Entries from a dataset of interfaces:
_ _ _ _

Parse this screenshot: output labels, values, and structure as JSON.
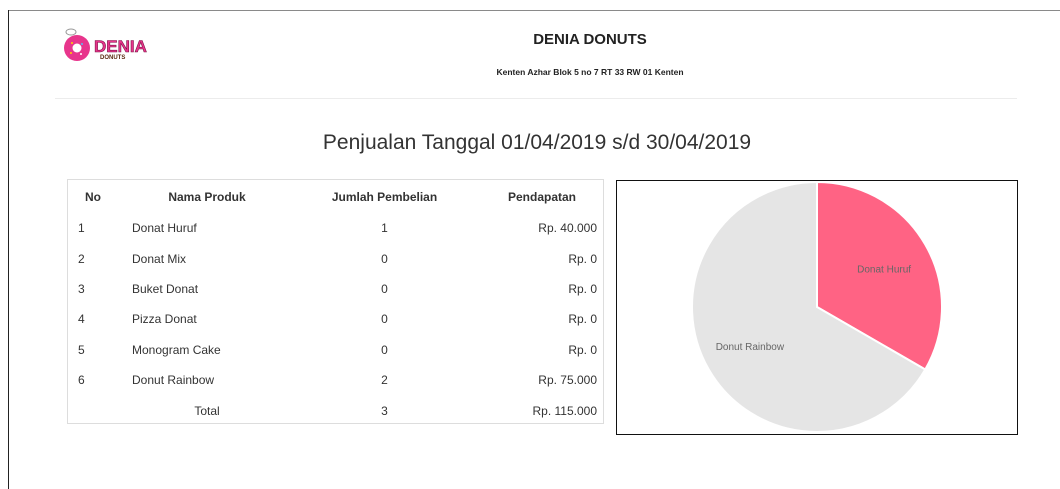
{
  "header": {
    "logo_text": "DENIA",
    "logo_subtext": "DONUTS",
    "company_name": "DENIA DONUTS",
    "address": "Kenten Azhar Blok 5 no 7 RT 33 RW 01 Kenten"
  },
  "report": {
    "title": "Penjualan Tanggal 01/04/2019 s/d 30/04/2019"
  },
  "table": {
    "columns": [
      "No",
      "Nama Produk",
      "Jumlah Pembelian",
      "Pendapatan"
    ],
    "rows": [
      {
        "no": "1",
        "name": "Donat Huruf",
        "qty": "1",
        "revenue": "Rp. 40.000"
      },
      {
        "no": "2",
        "name": "Donat Mix",
        "qty": "0",
        "revenue": "Rp. 0"
      },
      {
        "no": "3",
        "name": "Buket Donat",
        "qty": "0",
        "revenue": "Rp. 0"
      },
      {
        "no": "4",
        "name": "Pizza Donat",
        "qty": "0",
        "revenue": "Rp. 0"
      },
      {
        "no": "5",
        "name": "Monogram Cake",
        "qty": "0",
        "revenue": "Rp. 0"
      },
      {
        "no": "6",
        "name": "Donut Rainbow",
        "qty": "2",
        "revenue": "Rp. 75.000"
      }
    ],
    "total": {
      "label": "Total",
      "qty": "3",
      "revenue": "Rp. 115.000"
    }
  },
  "chart_data": {
    "type": "pie",
    "slices": [
      {
        "label": "Donat Huruf",
        "value": 1,
        "color": "#ff6384"
      },
      {
        "label": "Donut Rainbow",
        "value": 2,
        "color": "#e5e5e5"
      }
    ]
  }
}
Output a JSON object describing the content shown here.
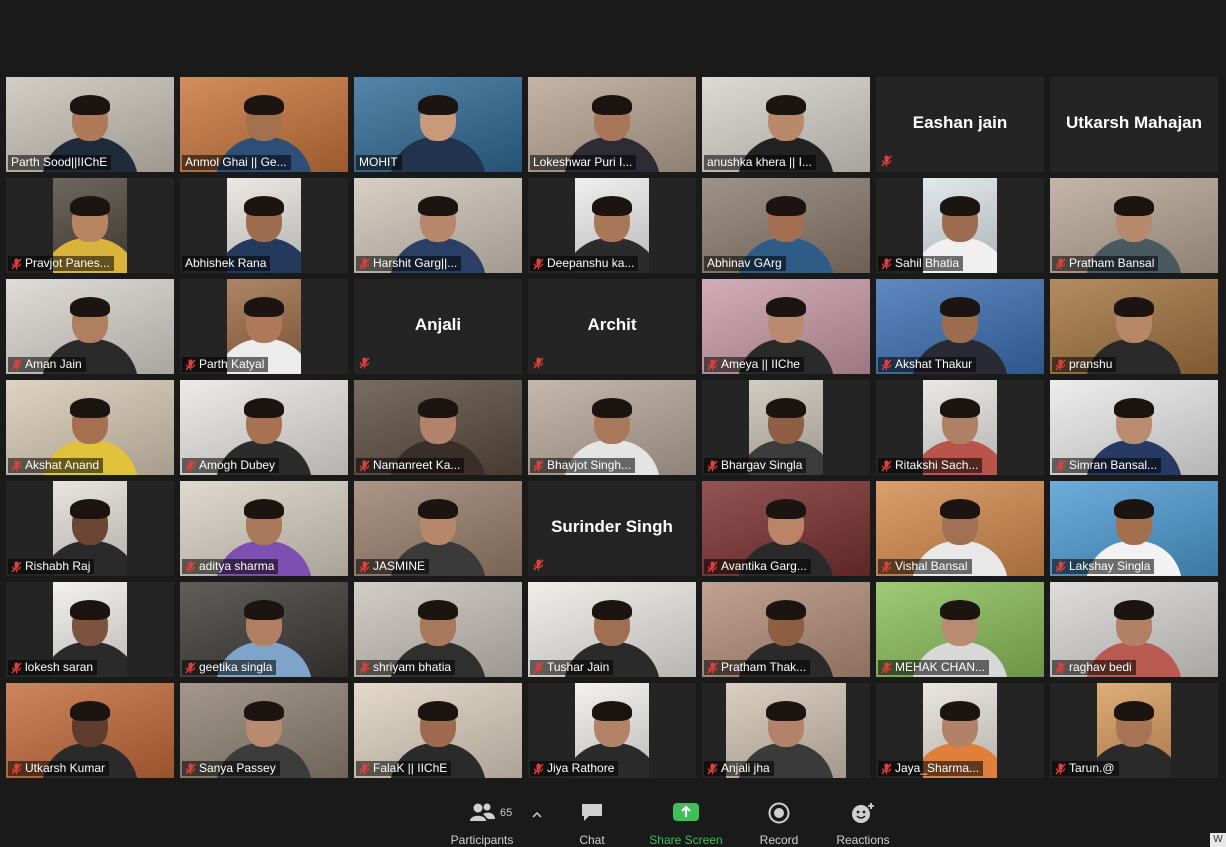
{
  "gallery": [
    {
      "name": "Parth Sood||IIChE",
      "muted": false,
      "video": true,
      "bg": "#c9c3b9",
      "skin": "#b07a58",
      "shirt": "#1f2a3a"
    },
    {
      "name": "Anmol Ghai || Ge...",
      "muted": false,
      "video": true,
      "active": true,
      "bg": "#c8743a",
      "skin": "#a4714f",
      "shirt": "#2d4f77"
    },
    {
      "name": "MOHIT",
      "muted": false,
      "video": true,
      "bg": "#2f6a95",
      "skin": "#c99a7a",
      "shirt": "#22334d"
    },
    {
      "name": "Lokeshwar Puri  I...",
      "muted": false,
      "video": true,
      "bg": "#b7a493",
      "skin": "#a97659",
      "shirt": "#2d2b33"
    },
    {
      "name": "anushka khera || I...",
      "muted": false,
      "video": true,
      "bg": "#d6d2cb",
      "skin": "#b98a6a",
      "shirt": "#222222"
    },
    {
      "name": "Eashan jain",
      "muted": true,
      "video": false
    },
    {
      "name": "Utkarsh Mahajan",
      "muted": false,
      "video": false
    },
    {
      "name": "Pravjot Panes...",
      "muted": true,
      "video": true,
      "frame": "narrow",
      "bg": "#4f463c",
      "skin": "#b88562",
      "shirt": "#d9b33b"
    },
    {
      "name": "Abhishek Rana",
      "muted": false,
      "video": true,
      "frame": "narrow",
      "bg": "#e7e4df",
      "skin": "#9d6b4d",
      "shirt": "#243a5c"
    },
    {
      "name": "Harshit Garg||...",
      "muted": true,
      "video": true,
      "bg": "#cfc5b8",
      "skin": "#b8866a",
      "shirt": "#2b3e63"
    },
    {
      "name": "Deepanshu ka...",
      "muted": true,
      "video": true,
      "frame": "narrow",
      "bg": "#ececec",
      "skin": "#a97758",
      "shirt": "#2b2b2b"
    },
    {
      "name": "Abhinav GArg",
      "muted": false,
      "video": true,
      "bg": "#8a7a6e",
      "skin": "#a46f50",
      "shirt": "#2f5c86"
    },
    {
      "name": "Sahil Bhatia",
      "muted": true,
      "video": true,
      "frame": "narrow",
      "bg": "#dbe4e9",
      "skin": "#9d6b4f",
      "shirt": "#f0f0f0"
    },
    {
      "name": "Pratham Bansal",
      "muted": true,
      "video": true,
      "bg": "#b7a595",
      "skin": "#b88a6d",
      "shirt": "#4a5860"
    },
    {
      "name": "Aman Jain",
      "muted": true,
      "video": true,
      "bg": "#d9d4ce",
      "skin": "#b07f60",
      "shirt": "#2a2a2a"
    },
    {
      "name": "Parth Katyal",
      "muted": true,
      "video": true,
      "frame": "narrow",
      "bg": "#9b6a45",
      "skin": "#b07a5a",
      "shirt": "#ececec"
    },
    {
      "name": "Anjali",
      "muted": true,
      "video": false
    },
    {
      "name": "Archit",
      "muted": true,
      "video": false
    },
    {
      "name": "Ameya || IIChe",
      "muted": true,
      "video": true,
      "bg": "#c99aa8",
      "skin": "#b98a70",
      "shirt": "#2a2a2a"
    },
    {
      "name": "Akshat Thakur",
      "muted": true,
      "video": true,
      "bg": "#3b6fb3",
      "skin": "#9e6c4e",
      "shirt": "#2a2a35"
    },
    {
      "name": "pranshu",
      "muted": true,
      "video": true,
      "bg": "#a3733e",
      "skin": "#b88866",
      "shirt": "#2a2a2a"
    },
    {
      "name": "Akshat Anand",
      "muted": true,
      "video": true,
      "bg": "#d8c9b4",
      "skin": "#a66f4f",
      "shirt": "#e0c33a"
    },
    {
      "name": "Amogh Dubey",
      "muted": true,
      "video": true,
      "bg": "#e8e6e3",
      "skin": "#a77152",
      "shirt": "#2b2b2b"
    },
    {
      "name": "Namanreet Ka...",
      "muted": true,
      "video": true,
      "bg": "#5b4b3f",
      "skin": "#b3826b",
      "shirt": "#3a2e2a"
    },
    {
      "name": "Bhavjot Singh...",
      "muted": true,
      "video": true,
      "bg": "#b8a79a",
      "skin": "#a9785a",
      "shirt": "#e4e4e4"
    },
    {
      "name": "Bhargav Singla",
      "muted": true,
      "video": true,
      "frame": "narrow",
      "bg": "#c9c1b4",
      "skin": "#8e5f45",
      "shirt": "#3c3c3c"
    },
    {
      "name": "Ritakshi Sach...",
      "muted": true,
      "video": true,
      "frame": "narrow",
      "bg": "#e6e4e1",
      "skin": "#b08066",
      "shirt": "#b8544a"
    },
    {
      "name": "Simran Bansal...",
      "muted": true,
      "video": true,
      "bg": "#e9e9ea",
      "skin": "#b98b70",
      "shirt": "#273a63"
    },
    {
      "name": "Rishabh Raj",
      "muted": true,
      "video": true,
      "frame": "narrow",
      "bg": "#e3dfd9",
      "skin": "#6c4634",
      "shirt": "#2a2a2a"
    },
    {
      "name": "aditya sharma",
      "muted": true,
      "video": true,
      "bg": "#d8d1c4",
      "skin": "#a9785a",
      "shirt": "#7c4fb0"
    },
    {
      "name": "JASMINE",
      "muted": true,
      "video": true,
      "bg": "#9a7f6c",
      "skin": "#b88769",
      "shirt": "#3a3a3a"
    },
    {
      "name": "Surinder Singh",
      "muted": true,
      "video": false
    },
    {
      "name": "Avantika Garg...",
      "muted": true,
      "video": true,
      "bg": "#7a2f2f",
      "skin": "#b98566",
      "shirt": "#2a2a2a"
    },
    {
      "name": "Vishal Bansal",
      "muted": true,
      "video": true,
      "bg": "#d48a4c",
      "skin": "#a27053",
      "shirt": "#e8e8e8"
    },
    {
      "name": "Lakshay Singla",
      "muted": true,
      "video": true,
      "bg": "#4d9bd3",
      "skin": "#a3704f",
      "shirt": "#f2f2f2"
    },
    {
      "name": "lokesh saran",
      "muted": true,
      "video": true,
      "frame": "narrow",
      "bg": "#efeeec",
      "skin": "#7d533e",
      "shirt": "#2a2a2a"
    },
    {
      "name": "geetika singla",
      "muted": true,
      "video": true,
      "bg": "#3d3a37",
      "skin": "#b27f63",
      "shirt": "#7ea4c9"
    },
    {
      "name": "shriyam bhatia",
      "muted": true,
      "video": true,
      "bg": "#c8c2b9",
      "skin": "#a9785b",
      "shirt": "#2f2f2f"
    },
    {
      "name": "Tushar Jain",
      "muted": true,
      "video": true,
      "bg": "#eceae6",
      "skin": "#a06f52",
      "shirt": "#2a2a2a"
    },
    {
      "name": "Pratham Thak...",
      "muted": true,
      "video": true,
      "bg": "#b48e7a",
      "skin": "#8e5e42",
      "shirt": "#2a2a2a"
    },
    {
      "name": "MEHAK CHAN...",
      "muted": true,
      "video": true,
      "bg": "#8abf5a",
      "skin": "#b98b72",
      "shirt": "#d8d8d8"
    },
    {
      "name": "raghav bedi",
      "muted": true,
      "video": true,
      "bg": "#d8d6d3",
      "skin": "#b08164",
      "shirt": "#b85a4f"
    },
    {
      "name": "Utkarsh Kumar",
      "muted": true,
      "video": true,
      "bg": "#c46a3a",
      "skin": "#5f3d2e",
      "shirt": "#2a2a2a"
    },
    {
      "name": "Sanya Passey",
      "muted": true,
      "video": true,
      "bg": "#8f8172",
      "skin": "#b88a6f",
      "shirt": "#3c3c3c"
    },
    {
      "name": "FalaK || IIChE",
      "muted": true,
      "video": true,
      "bg": "#ded1c0",
      "skin": "#9d6a4d",
      "shirt": "#2a2a2a"
    },
    {
      "name": "Jiya Rathore",
      "muted": true,
      "video": true,
      "frame": "narrow",
      "bg": "#f0efed",
      "skin": "#b38368",
      "shirt": "#2a2a2a"
    },
    {
      "name": "Anjali jha",
      "muted": true,
      "video": true,
      "frame": "mid",
      "bg": "#d2c4b3",
      "skin": "#b3826a",
      "shirt": "#3a3a3a"
    },
    {
      "name": "Jaya_Sharma...",
      "muted": true,
      "video": true,
      "frame": "narrow",
      "bg": "#e6e1da",
      "skin": "#b08268",
      "shirt": "#e07f3a"
    },
    {
      "name": "Tarun.@",
      "muted": true,
      "video": true,
      "frame": "narrow",
      "bg": "#d99a5e",
      "skin": "#a87456",
      "shirt": "#2a2a2a"
    }
  ],
  "toolbar": {
    "participants_label": "Participants",
    "participants_count": "65",
    "chat_label": "Chat",
    "share_label": "Share Screen",
    "record_label": "Record",
    "reactions_label": "Reactions",
    "corner_mark": "W"
  },
  "colors": {
    "background": "#1a1a1a",
    "tile_empty": "#242424",
    "active_speaker": "#c7cf4a",
    "muted_icon": "#e0403a",
    "share_green": "#3fbf58"
  }
}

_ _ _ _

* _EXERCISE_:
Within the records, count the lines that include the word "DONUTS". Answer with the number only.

* _PROBLEM SOLUTION_:
2